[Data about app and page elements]
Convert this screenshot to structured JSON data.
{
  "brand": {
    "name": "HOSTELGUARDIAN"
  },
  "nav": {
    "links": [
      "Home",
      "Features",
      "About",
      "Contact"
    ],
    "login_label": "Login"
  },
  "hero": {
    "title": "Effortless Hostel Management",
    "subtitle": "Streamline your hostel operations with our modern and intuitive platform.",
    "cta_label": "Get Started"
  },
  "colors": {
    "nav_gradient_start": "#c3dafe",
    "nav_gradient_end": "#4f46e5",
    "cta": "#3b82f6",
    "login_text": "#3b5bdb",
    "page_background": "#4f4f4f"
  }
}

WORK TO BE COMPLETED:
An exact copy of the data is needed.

ANSWER BOX:
Convert this screenshot to structured JSON data.
{
  "brand": {
    "name": "HOSTELGUARDIAN"
  },
  "nav": {
    "links": [
      "Home",
      "Features",
      "About",
      "Contact"
    ],
    "login_label": "Login"
  },
  "hero": {
    "title": "Effortless Hostel Management",
    "subtitle": "Streamline your hostel operations with our modern and intuitive platform.",
    "cta_label": "Get Started"
  },
  "colors": {
    "nav_gradient_start": "#c3dafe",
    "nav_gradient_end": "#4f46e5",
    "cta": "#3b82f6",
    "login_text": "#3b5bdb",
    "page_background": "#4f4f4f"
  }
}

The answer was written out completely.